In the recent New Yorker, I really enjoyed Face-Blind, an Oliver Sacks article on prosopagnosia, or "face-blindness." Mostly because it gave me a name for something I suffer from, though quite mildly, less than the depth Sacks describes in himself. (The entire article in not online, but you can hear an audio interview with Sacks.)
I have known for years that I have trouble placing faces, and I have also (as Sacks describes) been thought rude or stupid because I avoid guessing and immediately ask people, "I'm sorry, what's your name?" I'm afraid I insulted someone quite recently when I didn't recognize her, though I'd seen her just a week before. Once, I introduced myself to a new employee who, it turned out, had not only been there for months but had already had at least one substantive conversation with me. He seemed upset, as if I'd betrayed our new friendship.

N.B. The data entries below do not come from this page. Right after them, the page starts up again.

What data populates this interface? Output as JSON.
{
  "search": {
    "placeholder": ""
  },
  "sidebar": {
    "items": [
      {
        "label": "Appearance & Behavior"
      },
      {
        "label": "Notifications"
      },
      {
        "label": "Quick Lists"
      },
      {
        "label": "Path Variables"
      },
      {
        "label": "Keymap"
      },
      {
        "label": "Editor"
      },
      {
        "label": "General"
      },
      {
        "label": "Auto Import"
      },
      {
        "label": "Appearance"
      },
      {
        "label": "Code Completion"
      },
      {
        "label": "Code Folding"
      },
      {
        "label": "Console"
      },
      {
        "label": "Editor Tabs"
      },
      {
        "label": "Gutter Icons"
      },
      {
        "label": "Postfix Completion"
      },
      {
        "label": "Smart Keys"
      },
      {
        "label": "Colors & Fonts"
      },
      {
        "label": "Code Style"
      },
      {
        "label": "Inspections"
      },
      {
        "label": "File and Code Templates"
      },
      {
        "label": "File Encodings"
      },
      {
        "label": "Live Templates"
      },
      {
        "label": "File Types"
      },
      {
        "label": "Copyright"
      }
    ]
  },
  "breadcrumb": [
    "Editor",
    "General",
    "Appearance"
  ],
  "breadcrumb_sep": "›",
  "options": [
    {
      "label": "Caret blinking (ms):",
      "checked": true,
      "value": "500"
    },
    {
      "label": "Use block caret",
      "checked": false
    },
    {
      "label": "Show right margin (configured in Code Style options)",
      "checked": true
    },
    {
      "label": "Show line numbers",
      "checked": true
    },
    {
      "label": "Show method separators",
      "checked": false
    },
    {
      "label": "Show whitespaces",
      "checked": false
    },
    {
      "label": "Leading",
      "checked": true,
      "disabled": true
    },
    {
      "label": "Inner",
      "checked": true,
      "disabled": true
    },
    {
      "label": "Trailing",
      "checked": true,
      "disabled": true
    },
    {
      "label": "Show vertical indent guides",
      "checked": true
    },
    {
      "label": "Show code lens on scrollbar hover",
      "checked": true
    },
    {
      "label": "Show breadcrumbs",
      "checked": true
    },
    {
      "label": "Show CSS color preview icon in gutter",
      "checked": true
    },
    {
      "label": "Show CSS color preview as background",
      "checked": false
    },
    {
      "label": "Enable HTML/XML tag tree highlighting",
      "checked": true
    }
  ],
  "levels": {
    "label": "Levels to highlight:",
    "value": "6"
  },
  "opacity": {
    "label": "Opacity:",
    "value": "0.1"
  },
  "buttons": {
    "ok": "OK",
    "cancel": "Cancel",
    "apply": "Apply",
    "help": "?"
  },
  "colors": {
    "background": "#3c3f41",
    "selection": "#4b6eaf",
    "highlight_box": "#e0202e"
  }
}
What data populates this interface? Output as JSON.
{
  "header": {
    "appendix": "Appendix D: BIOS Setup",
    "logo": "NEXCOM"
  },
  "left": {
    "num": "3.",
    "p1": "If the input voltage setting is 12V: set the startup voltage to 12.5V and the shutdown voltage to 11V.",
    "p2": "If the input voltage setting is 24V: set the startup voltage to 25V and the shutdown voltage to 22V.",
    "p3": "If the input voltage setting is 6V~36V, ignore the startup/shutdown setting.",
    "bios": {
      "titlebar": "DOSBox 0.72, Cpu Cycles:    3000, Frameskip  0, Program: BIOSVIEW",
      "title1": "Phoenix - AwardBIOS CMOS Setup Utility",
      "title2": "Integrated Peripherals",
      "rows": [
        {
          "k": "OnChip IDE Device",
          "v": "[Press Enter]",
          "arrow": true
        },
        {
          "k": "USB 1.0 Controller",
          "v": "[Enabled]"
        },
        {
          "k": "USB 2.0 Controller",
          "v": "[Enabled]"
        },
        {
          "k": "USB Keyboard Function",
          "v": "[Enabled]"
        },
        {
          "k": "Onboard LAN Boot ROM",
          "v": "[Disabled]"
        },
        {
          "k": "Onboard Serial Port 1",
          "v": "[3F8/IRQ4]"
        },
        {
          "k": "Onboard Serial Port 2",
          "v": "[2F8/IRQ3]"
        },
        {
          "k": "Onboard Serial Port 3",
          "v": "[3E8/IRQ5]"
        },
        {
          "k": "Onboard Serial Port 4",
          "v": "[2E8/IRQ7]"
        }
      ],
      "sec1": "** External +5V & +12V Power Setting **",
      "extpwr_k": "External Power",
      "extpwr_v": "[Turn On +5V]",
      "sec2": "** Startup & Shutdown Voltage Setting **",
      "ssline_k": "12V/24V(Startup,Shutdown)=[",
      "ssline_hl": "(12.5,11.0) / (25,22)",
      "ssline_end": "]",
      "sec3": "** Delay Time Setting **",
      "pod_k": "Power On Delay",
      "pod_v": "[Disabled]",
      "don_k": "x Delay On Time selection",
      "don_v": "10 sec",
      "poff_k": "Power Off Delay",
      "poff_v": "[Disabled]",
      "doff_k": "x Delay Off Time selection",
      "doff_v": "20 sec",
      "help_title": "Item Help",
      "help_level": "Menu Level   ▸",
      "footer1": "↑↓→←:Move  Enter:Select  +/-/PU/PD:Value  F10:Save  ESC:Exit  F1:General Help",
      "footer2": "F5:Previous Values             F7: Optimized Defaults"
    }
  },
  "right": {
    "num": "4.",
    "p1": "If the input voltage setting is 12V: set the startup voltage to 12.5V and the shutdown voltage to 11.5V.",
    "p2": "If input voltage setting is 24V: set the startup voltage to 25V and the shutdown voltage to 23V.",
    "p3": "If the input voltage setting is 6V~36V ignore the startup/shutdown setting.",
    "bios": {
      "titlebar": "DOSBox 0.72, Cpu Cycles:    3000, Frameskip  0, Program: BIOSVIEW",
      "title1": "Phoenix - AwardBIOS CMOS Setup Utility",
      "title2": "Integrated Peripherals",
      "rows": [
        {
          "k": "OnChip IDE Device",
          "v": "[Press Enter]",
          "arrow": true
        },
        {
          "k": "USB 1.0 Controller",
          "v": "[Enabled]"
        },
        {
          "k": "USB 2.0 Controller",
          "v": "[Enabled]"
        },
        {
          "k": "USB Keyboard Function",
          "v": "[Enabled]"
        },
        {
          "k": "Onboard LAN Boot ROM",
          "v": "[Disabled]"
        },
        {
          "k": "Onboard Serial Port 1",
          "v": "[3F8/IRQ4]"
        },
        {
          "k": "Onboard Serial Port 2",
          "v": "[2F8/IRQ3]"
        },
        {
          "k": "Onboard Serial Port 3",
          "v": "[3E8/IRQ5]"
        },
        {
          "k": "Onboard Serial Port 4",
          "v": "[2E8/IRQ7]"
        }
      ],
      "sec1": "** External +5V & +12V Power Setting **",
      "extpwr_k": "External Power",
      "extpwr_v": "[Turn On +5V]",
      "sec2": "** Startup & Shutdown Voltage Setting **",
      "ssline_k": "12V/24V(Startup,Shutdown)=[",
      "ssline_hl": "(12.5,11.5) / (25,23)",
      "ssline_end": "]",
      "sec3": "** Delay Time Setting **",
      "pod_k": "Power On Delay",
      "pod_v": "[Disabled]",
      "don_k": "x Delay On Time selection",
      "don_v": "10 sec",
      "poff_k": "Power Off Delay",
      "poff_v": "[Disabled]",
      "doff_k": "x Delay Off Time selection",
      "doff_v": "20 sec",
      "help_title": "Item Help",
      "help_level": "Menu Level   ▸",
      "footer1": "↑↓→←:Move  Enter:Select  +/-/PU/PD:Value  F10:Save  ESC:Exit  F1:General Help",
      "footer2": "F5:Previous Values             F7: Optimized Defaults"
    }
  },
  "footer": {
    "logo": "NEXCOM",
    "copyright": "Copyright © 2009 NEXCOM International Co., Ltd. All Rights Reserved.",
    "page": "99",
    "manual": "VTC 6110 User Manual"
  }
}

I fall into this confusion during movies quite a lot, mixing up similar looking characters, especially if people all have identical hairstyles, like in military boot-camp scenes or historic Japanese films (Toshiro Mifune is almost always distinct, as in this scene from Sanjuro, but all the young nobles are frustratingly similar).
Also interesting in how this is related to the issue of "All _____ look the same to me," pick your ethnicity, because the ability to differentiate faces might get programmed, to a greater of lesser degree, in our first couple of years, depending on which kinds of faces surround us as infants.
Of course some people deviate in the other direction -- they are the "super-recognizers," and this trait may not be limited to faces. I have friends who are expert birders, and they have trained themselves to see subtle nuances that are lost on me. Which reminds me of Mark Bittner, the subject of the movie The Wild Parrots of Telegraph Hill, who recognized and named individual birds in a flock of 80, something field ornithologists never get to do. On the other hand, Sacks mentions Jane Goodall's difficulty recognizing individual chimpanzees, which seems entirely understandable but it turns out she also suffered from mild face-blindness among her human colleagues.